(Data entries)
****

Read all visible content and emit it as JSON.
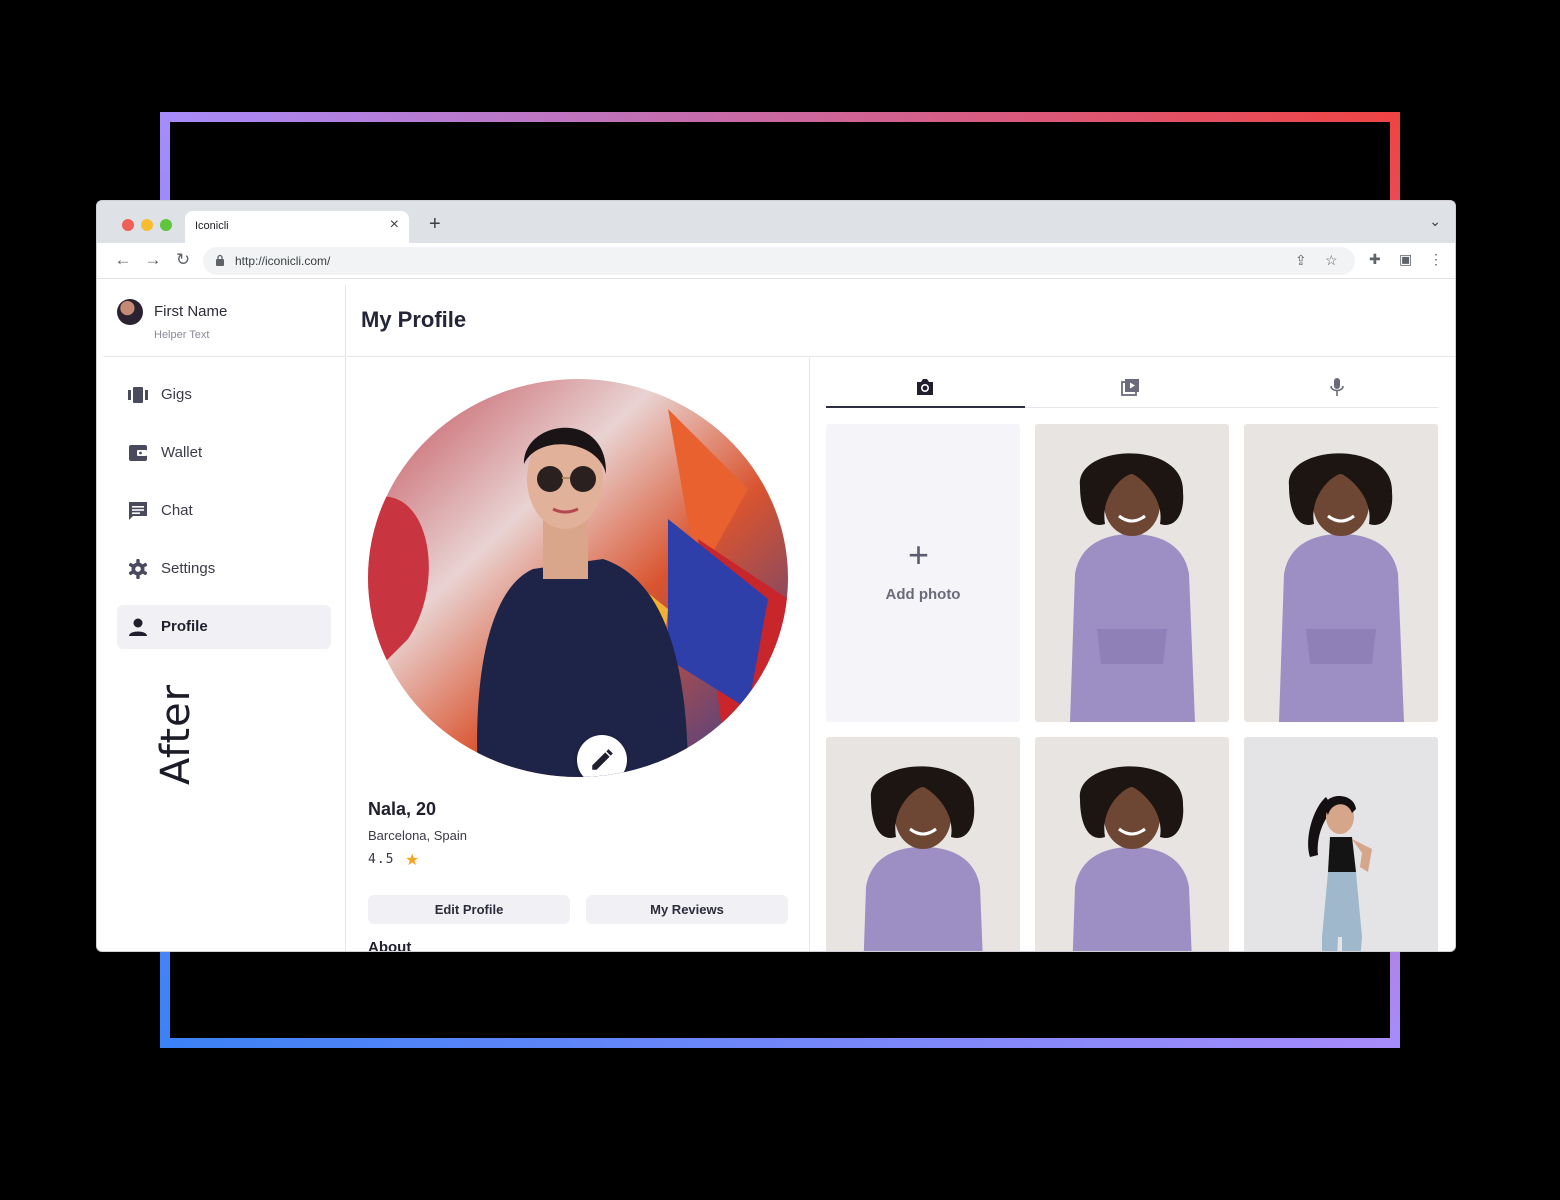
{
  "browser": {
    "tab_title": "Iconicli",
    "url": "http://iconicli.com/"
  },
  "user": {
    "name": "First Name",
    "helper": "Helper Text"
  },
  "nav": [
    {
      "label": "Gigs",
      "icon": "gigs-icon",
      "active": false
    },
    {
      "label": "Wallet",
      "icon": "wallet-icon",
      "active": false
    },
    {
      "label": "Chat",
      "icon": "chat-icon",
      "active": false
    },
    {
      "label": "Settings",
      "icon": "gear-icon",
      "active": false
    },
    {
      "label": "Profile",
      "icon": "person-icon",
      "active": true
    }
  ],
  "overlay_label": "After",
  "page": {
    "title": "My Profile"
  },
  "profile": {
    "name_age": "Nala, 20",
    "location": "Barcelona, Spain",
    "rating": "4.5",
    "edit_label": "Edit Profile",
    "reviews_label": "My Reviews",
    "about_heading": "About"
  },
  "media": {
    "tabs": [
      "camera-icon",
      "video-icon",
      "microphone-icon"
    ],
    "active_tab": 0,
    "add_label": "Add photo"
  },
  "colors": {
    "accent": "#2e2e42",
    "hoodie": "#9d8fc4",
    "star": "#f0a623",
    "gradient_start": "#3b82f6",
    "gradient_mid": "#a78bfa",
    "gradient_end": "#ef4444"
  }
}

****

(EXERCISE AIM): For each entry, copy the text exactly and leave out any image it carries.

(EXPECTED ANSWER):
Read all visible content and emit it as JSON.
{
  "browser": {
    "tab_title": "Iconicli",
    "url": "http://iconicli.com/"
  },
  "user": {
    "name": "First Name",
    "helper": "Helper Text"
  },
  "nav": [
    {
      "label": "Gigs",
      "icon": "gigs-icon",
      "active": false
    },
    {
      "label": "Wallet",
      "icon": "wallet-icon",
      "active": false
    },
    {
      "label": "Chat",
      "icon": "chat-icon",
      "active": false
    },
    {
      "label": "Settings",
      "icon": "gear-icon",
      "active": false
    },
    {
      "label": "Profile",
      "icon": "person-icon",
      "active": true
    }
  ],
  "overlay_label": "After",
  "page": {
    "title": "My Profile"
  },
  "profile": {
    "name_age": "Nala, 20",
    "location": "Barcelona, Spain",
    "rating": "4.5",
    "edit_label": "Edit Profile",
    "reviews_label": "My Reviews",
    "about_heading": "About"
  },
  "media": {
    "tabs": [
      "camera-icon",
      "video-icon",
      "microphone-icon"
    ],
    "active_tab": 0,
    "add_label": "Add photo"
  },
  "colors": {
    "accent": "#2e2e42",
    "hoodie": "#9d8fc4",
    "star": "#f0a623",
    "gradient_start": "#3b82f6",
    "gradient_mid": "#a78bfa",
    "gradient_end": "#ef4444"
  }
}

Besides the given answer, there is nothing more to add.